Another official openly criticized the UAE for “undermining” the government of President Abed Rabbo Mansour Hadi. A Saudi-led coalition fought on the government’s behalf when it entered Yemen’s long war in 2015 against the Iranian-backed Houthi rebels now holding its capital.
The UAE, home to Abu Dhabi and Dubai, has not responded to repeated requests for comment regarding the base and offered no immediate reaction Wednesday to the officials’ comments.
The runway on Mayun Island allows whoever controls it to project power into the strait and easily launch airstrikes into mainland Yemen, convulsed by a yearslong bloody war. It also provides a base for any operations into the Red Sea, the Gulf of Aden and nearby East Africa.
Satellite images from Planet Labs Inc. obtained by the AP showed dump trucks and graders building a 1.85 kilometer (6,070-foot) runway on the island on April 11. By May 18, that work appeared complete, with three hangars constructed on a tarmac just south of the runway. Images from Tuesday showed vehicles parked at the base’s newly built hangars.
A runway of that length can accommodate attack, surveillance and transport aircraft. An earlier effort begun toward the end of 2016 and later abandoned had workers try to build an even-larger runway over 3 kilometers (9,800 feet) long, which would allow for the heaviest bombers. That earlier effort also saw ships linked to the UAE take part in the construction.
Military officials with Yemen’s internationally recognized government, which the Saudi-led coalition has backed since 2015, say the UAE is building the runway. The officials, speaking earlier to the AP on condition of anonymity as they didn’t have authorization to brief journalists, say Emirati ships transported military weapons, equipment and troops to Mayun Island in recent weeks.
The military officials said recent tension between the UAE and Hadi came in part from an Emirati demand for his government to sign a 20-year lease agreement for Mayun Island, also known as Perim Island. Emirati officials have not acknowledged any disagreement and said they were withdrawing from the war in 2019.
Hadi’s government has been critical of the UAE, especially for backing southern separatist groups during its military campaign in Yemen. The separatists have gotten into shootouts with forces loyal to the internationally recognized government, forcing the Saudis to intervene several times. An Emirati airstrike on behalf of the separatists also killed at least 30 troops backing Hadi in 2019. The UAE has backed other militias in the war as well.

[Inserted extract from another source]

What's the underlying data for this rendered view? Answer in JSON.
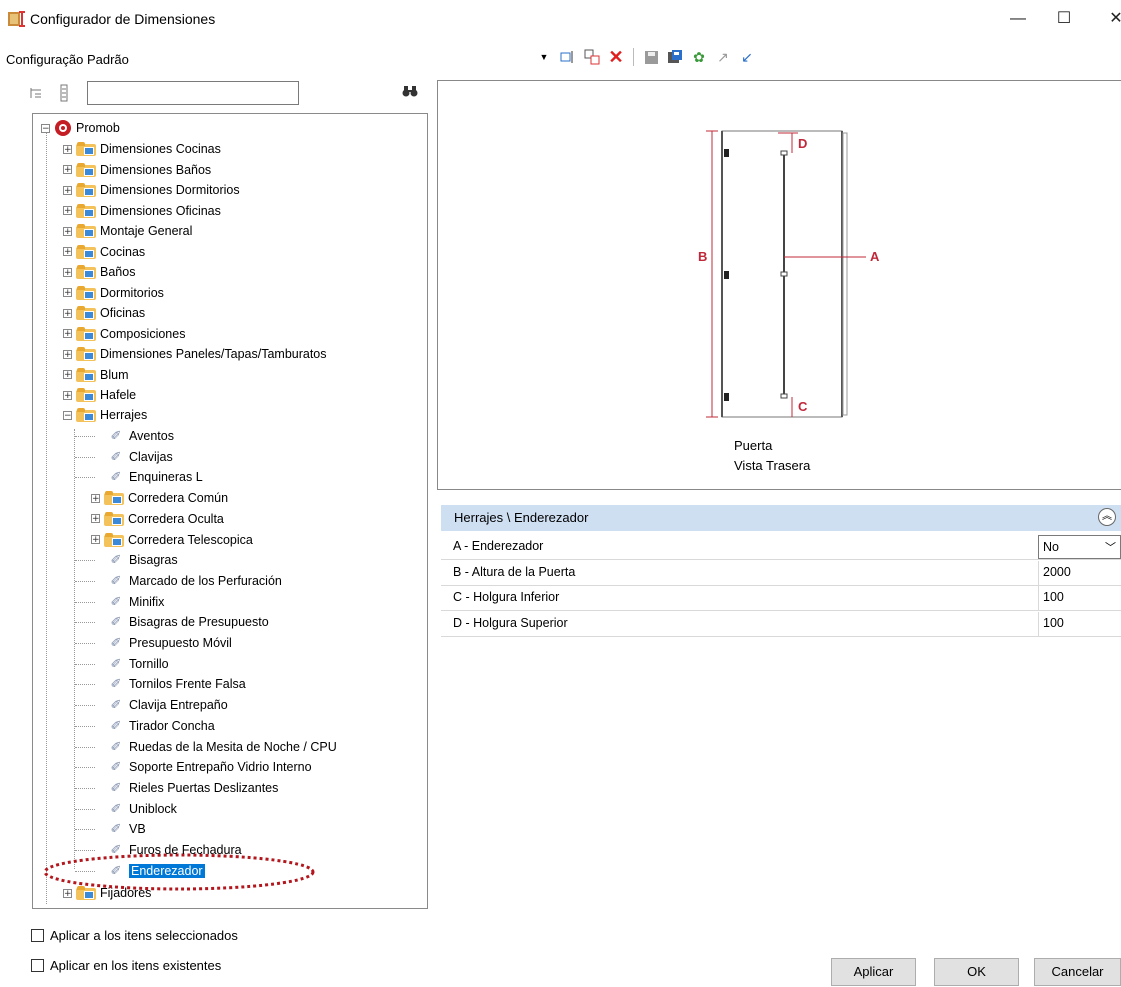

Yemeni lawmaker Ali al-Mamari wrote a letter to the government demanding more details.
“There is information suggesting that the UAE is building a military base in the Mayun island without the knowledge of the member states,” al-Mamari wrote. “Is the government familiar with what is happening on the island? And what measures has it taken?”
Another lawmaker, Ali Ashal, similarly asked for more information after facing what he described as silence after earlier raising concerns about the UAE’s presence in Yemen.
Mohammed Qaisan, an undersecretary to Yemen’s Information Ministry with the internationally recognized government, tweeted that the UAE had “tampered” with Mayun Island. He also criticized the Emirates for its “continuous support for the illegally armed militias in liberated areas,” referring to the southern separatists.
“This requires a firm stance from the government as silence on this made it pursue this and gave the Houthi militia an opportunity to undermine the legitimacy of the Yemeni government,” Qaisan wrote.
Associated Press writers Ahmed al-Haj in Sanaa, Yemen, and Samy Magdy in Cairo contributed to this report.